l. FALSE - In any collision, the colliding objects will experience equal (and opposite) momentum changes, provided that the collision occurs in an isolated system.
Momentum and Impulse Connection || The Law of Action-Reaction (Revisited)
- Perfectly elastic and perfectly inelastic collisions are the two opposite extremes along a continuum; where a particular collision lies along the continuum is dependent upon the amount kinetic energy which is conserved by the two objects.
- Most collisions tend to be partially to completely elastic.
- Momentum is conserved in an elastic collision but not in an inelastic collision.
- The kinetic energy of an object remains constant during an elastic collision.
- Elastic collisions occur when the collision force is a non-contact force.
- Most collisions are not inelastic because the collision forces cause energy of motion to be transformed into sound, light and thermal energy (to name a few).
- A ball is dropped from rest and collides with the ground. The higher that the ball rises upon collision with the ground, the more elastic that the collision is.
- A moving air track glider collides with a second stationary glider of identical mass. The first glider loses all of its kinetic energy during the collision as the second glider is set in motion with the same original speed as the first glider. Since the first glider lost all of its kinetic energy, this is a perfectly inelastic collision.

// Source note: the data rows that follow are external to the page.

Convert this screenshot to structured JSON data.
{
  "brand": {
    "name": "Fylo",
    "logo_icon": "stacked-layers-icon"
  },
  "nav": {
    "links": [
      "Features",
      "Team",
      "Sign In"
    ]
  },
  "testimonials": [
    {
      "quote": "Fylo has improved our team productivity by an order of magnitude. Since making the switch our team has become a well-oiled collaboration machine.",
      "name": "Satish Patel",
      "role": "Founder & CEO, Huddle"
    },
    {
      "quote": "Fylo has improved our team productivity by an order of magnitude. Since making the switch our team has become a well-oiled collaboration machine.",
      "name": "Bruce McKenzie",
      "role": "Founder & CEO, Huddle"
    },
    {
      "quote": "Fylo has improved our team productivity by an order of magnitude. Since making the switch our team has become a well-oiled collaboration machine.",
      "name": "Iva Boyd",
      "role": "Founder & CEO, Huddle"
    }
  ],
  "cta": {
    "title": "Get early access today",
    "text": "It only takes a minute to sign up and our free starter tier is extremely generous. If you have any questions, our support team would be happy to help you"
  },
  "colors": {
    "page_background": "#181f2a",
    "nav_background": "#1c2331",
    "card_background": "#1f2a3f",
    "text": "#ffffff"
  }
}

- The collision between a tennis ball and a tennis racket tends to be more elastic in nature than a collision between a halfback and linebacker in football.
a. TRUE - A perfectly elastic collision is a collision in which the total kinetic energy of the system of colliding objects is conserved. Such collisions are typically characterized by bouncing or repelling from a distance. In a perfectly inelastic collision (as it is sometimes called), the two colliding objects stick together and move as a single unit after the collision. Such collisions are characterized by large losses in the kinetic energy of the system.

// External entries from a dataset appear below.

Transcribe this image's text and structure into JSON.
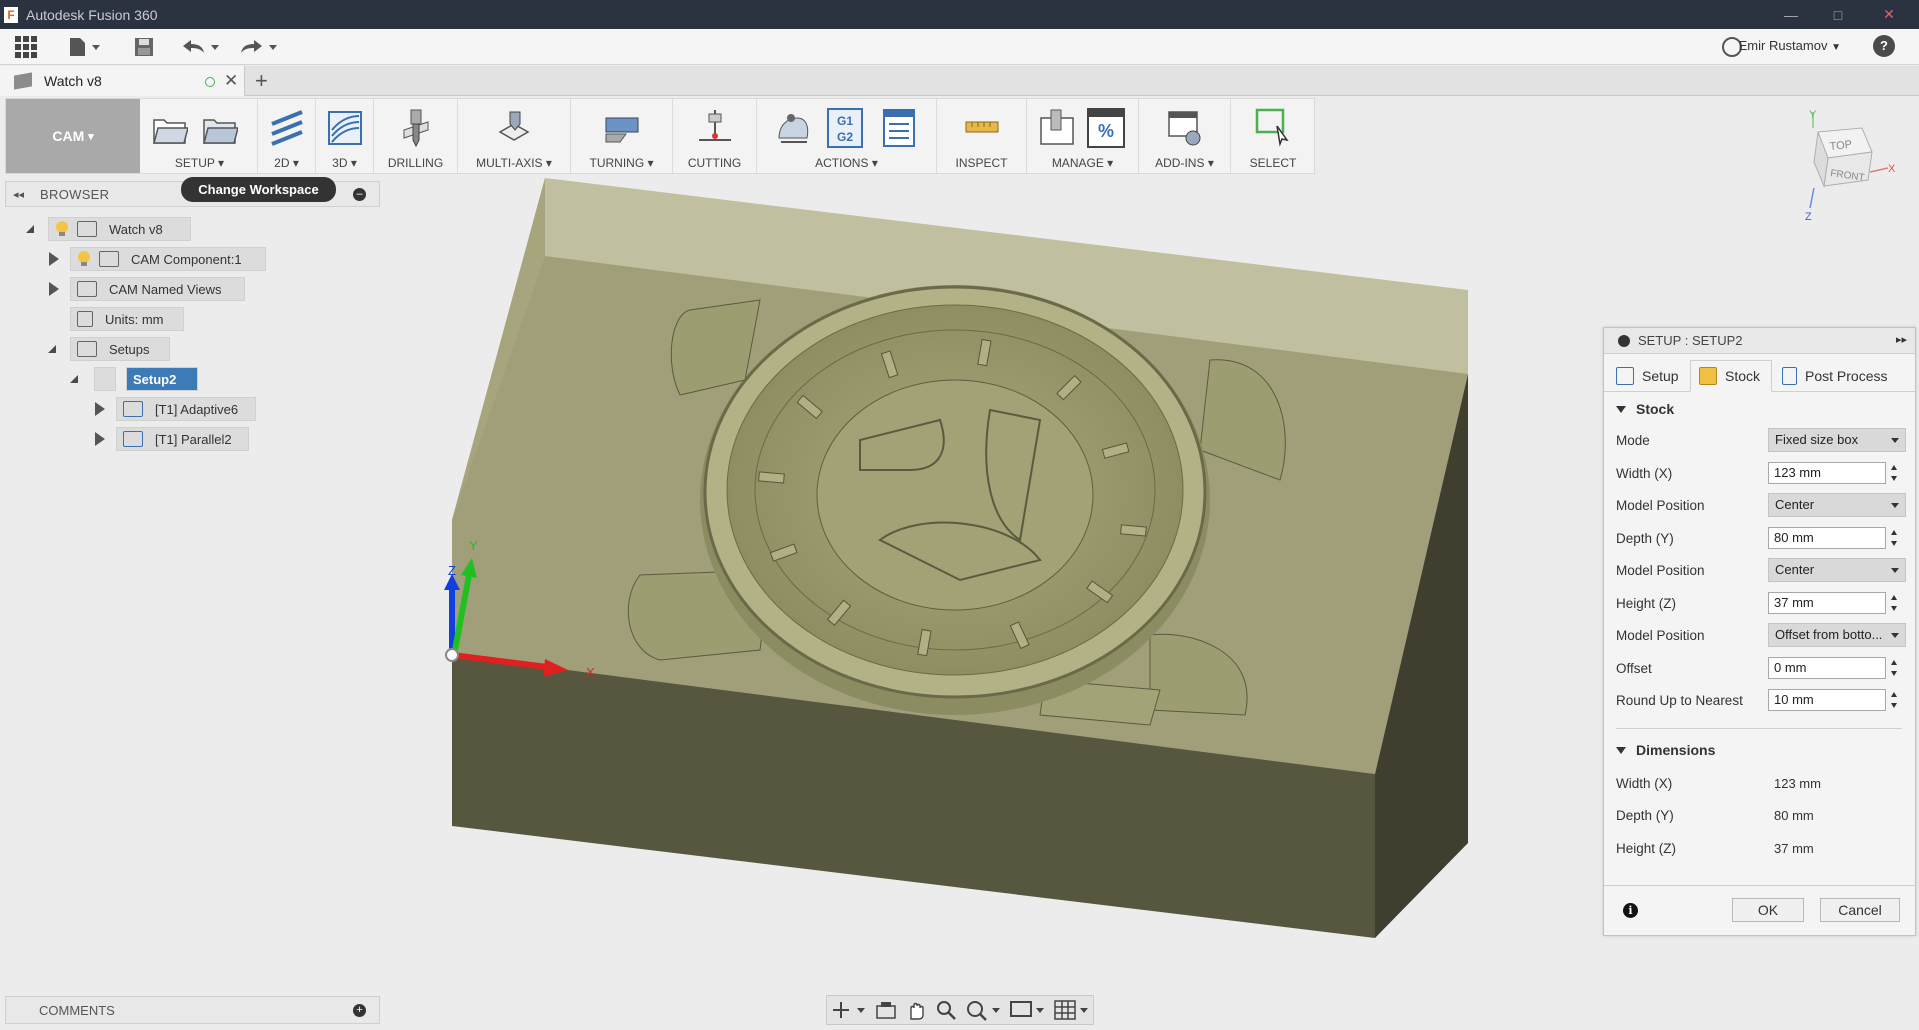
{
  "window": {
    "title": "Autodesk Fusion 360",
    "logo_letter": "F",
    "min_glyph": "—",
    "max_glyph": "□",
    "close_glyph": "✕"
  },
  "quickbar": {
    "user_name": "Emir Rustamov",
    "user_caret": "▼",
    "help_label": "?"
  },
  "tab": {
    "document_name": "Watch v8",
    "close_glyph": "✕",
    "new_tab_glyph": "+"
  },
  "ribbon": {
    "workspace": "CAM",
    "workspace_caret": "▾",
    "groups": [
      {
        "label": "SETUP",
        "caret": true
      },
      {
        "label": "2D",
        "caret": true
      },
      {
        "label": "3D",
        "caret": true
      },
      {
        "label": "DRILLING",
        "caret": false
      },
      {
        "label": "MULTI-AXIS",
        "caret": true
      },
      {
        "label": "TURNING",
        "caret": true
      },
      {
        "label": "CUTTING",
        "caret": false
      },
      {
        "label": "ACTIONS",
        "caret": true
      },
      {
        "label": "INSPECT",
        "caret": false
      },
      {
        "label": "MANAGE",
        "caret": true
      },
      {
        "label": "ADD-INS",
        "caret": true
      },
      {
        "label": "SELECT",
        "caret": false
      }
    ],
    "g1g2_icon_text": [
      "G1",
      "G2"
    ],
    "percent_icon_text": "%"
  },
  "tooltip": "Change Workspace",
  "browser": {
    "title": "BROWSER",
    "collapse_glyph": "◂◂",
    "minus_glyph": "–",
    "items": [
      {
        "label": "Watch v8"
      },
      {
        "label": "CAM Component:1"
      },
      {
        "label": "CAM Named Views"
      },
      {
        "label": "Units: mm"
      },
      {
        "label": "Setups"
      },
      {
        "label": "Setup2"
      },
      {
        "label": "[T1] Adaptive6"
      },
      {
        "label": "[T1] Parallel2"
      }
    ]
  },
  "comments": {
    "title": "COMMENTS",
    "plus_glyph": "+"
  },
  "viewcube": {
    "top": "TOP",
    "front": "FRONT",
    "x": "X",
    "y": "Y",
    "z": "Z"
  },
  "triad": {
    "x": "X",
    "y": "Y",
    "z": "Z"
  },
  "dialog": {
    "title": "SETUP : SETUP2",
    "expand_glyph": "▸▸",
    "tabs": [
      "Setup",
      "Stock",
      "Post Process"
    ],
    "stock_section": "Stock",
    "fields": [
      {
        "label": "Mode",
        "value": "Fixed size box",
        "kind": "select"
      },
      {
        "label": "Width (X)",
        "value": "123 mm",
        "kind": "input"
      },
      {
        "label": "Model Position",
        "value": "Center",
        "kind": "select"
      },
      {
        "label": "Depth (Y)",
        "value": "80 mm",
        "kind": "input"
      },
      {
        "label": "Model Position",
        "value": "Center",
        "kind": "select"
      },
      {
        "label": "Height (Z)",
        "value": "37 mm",
        "kind": "input"
      },
      {
        "label": "Model Position",
        "value": "Offset from botto...",
        "kind": "select"
      },
      {
        "label": "Offset",
        "value": "0 mm",
        "kind": "input"
      },
      {
        "label": "Round Up to Nearest",
        "value": "10 mm",
        "kind": "input"
      }
    ],
    "dimensions_section": "Dimensions",
    "dimensions": [
      {
        "label": "Width (X)",
        "value": "123 mm"
      },
      {
        "label": "Depth (Y)",
        "value": "80 mm"
      },
      {
        "label": "Height (Z)",
        "value": "37 mm"
      }
    ],
    "info_glyph": "i",
    "ok_label": "OK",
    "cancel_label": "Cancel"
  },
  "colors": {
    "titlebar": "#2b3340",
    "selection": "#3d7ab8",
    "stock_body": "#8a8a5c",
    "part": "#a4a47a",
    "axis_x": "#e02020",
    "axis_y": "#20c020",
    "axis_z": "#1040e0"
  }
}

b. FALSE - Few collisions are completely elastic. A completely elastic collision occurs only when the collision force is a non-contact force. Most collisions are either perfectly inelastic or partially inelastic.

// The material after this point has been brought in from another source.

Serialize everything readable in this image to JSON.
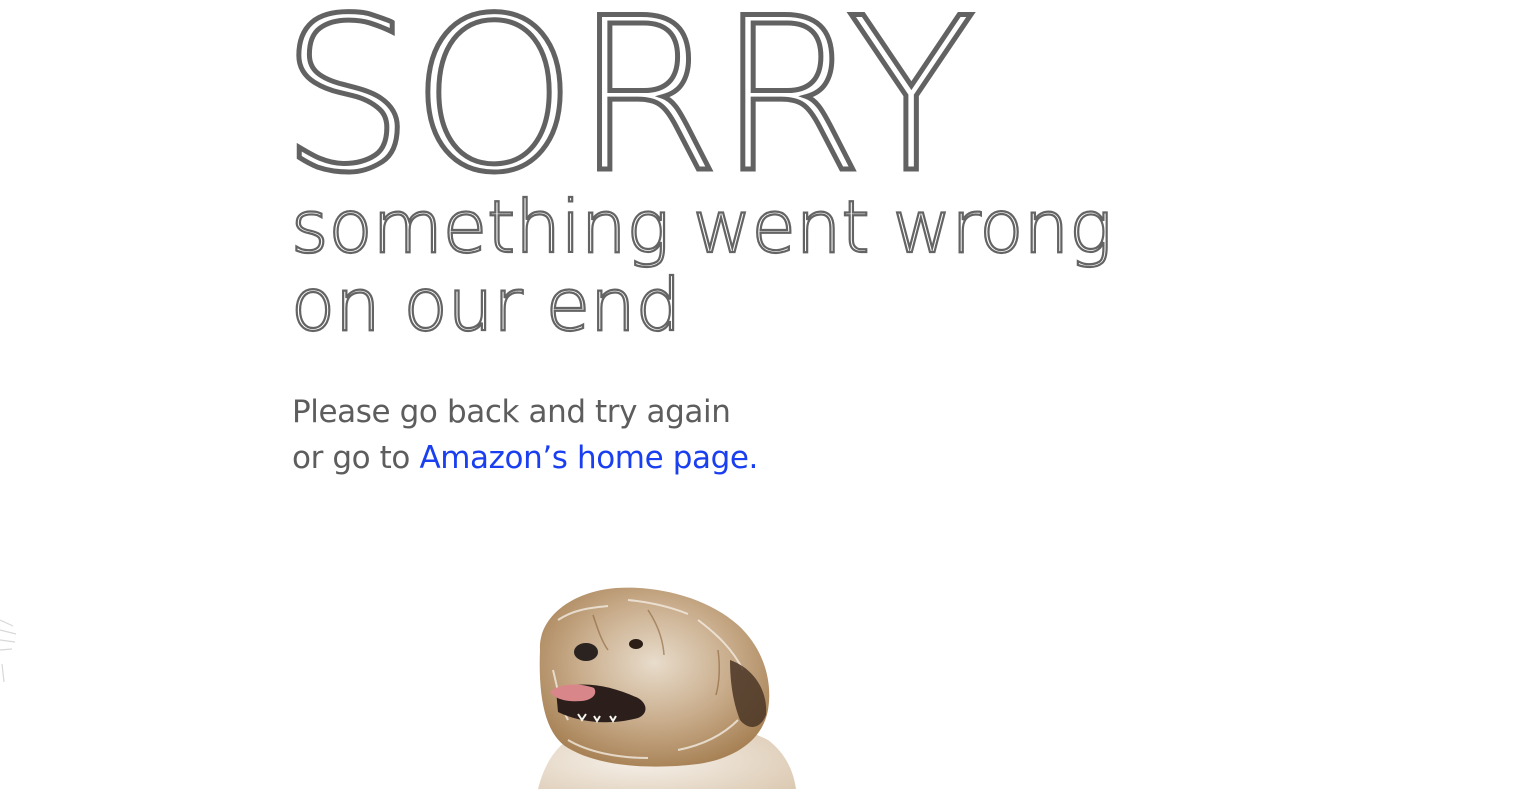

c. FALSE - Momentum can be conserved in both elastic and inelastic collisions provided that the system of colliding objects is isolated from the influence of net external forces. It is kinetic energy that is conserved in a perfectly elastic collision.
d. FALSE - In a perfectly elastic collision, in an individual object may gain or lose kinetic energy. It is the system of colliding objects which conserves kinetic energy.
e. TRUE - Kinetic energy is lost from a system of colliding objects because the collision transforms kinetic energy into other forms of energy - sound, heat and light energy. When the colliding objects don't really collide in the usual sense (that is when the collision force is a non-contact force), the system of colliding objects does not lose its kinetic energy. Sound is only produced when atoms of one object make contact with atoms of another object. And objects only warm up (converting mechanical energy into thermal energy) when their surfaces meet and atoms at those surfaces are set into vibrational motion or some kind of motion.
f. TRUE - See above statement.
g. TRUE - If large amounts of kinetic energy are conserved when a ball collides with the ground, then the post-collision velocity is high compared to the pre-collision velocity. The ball will thus rise to a height which is nearer to its initial height.
h. FALSE - This is a perfectly elastic collision. Before the collision, all the kinetic energy is in the first glider. After the collision, the first glider has no kinetic energy; yet the second glider has the same mass and velocity as the first glider. As such, the second glider has the kinetic energy which the first glider once had.
i. TRUE - There is significant bounce in the collision between a tennis racket and tennis ball. There is typically little bounce in the collision between a halfback and a linebacker (though there are certainly exceptions to this one). Thus, the ball-racket collision tends to be more elastic.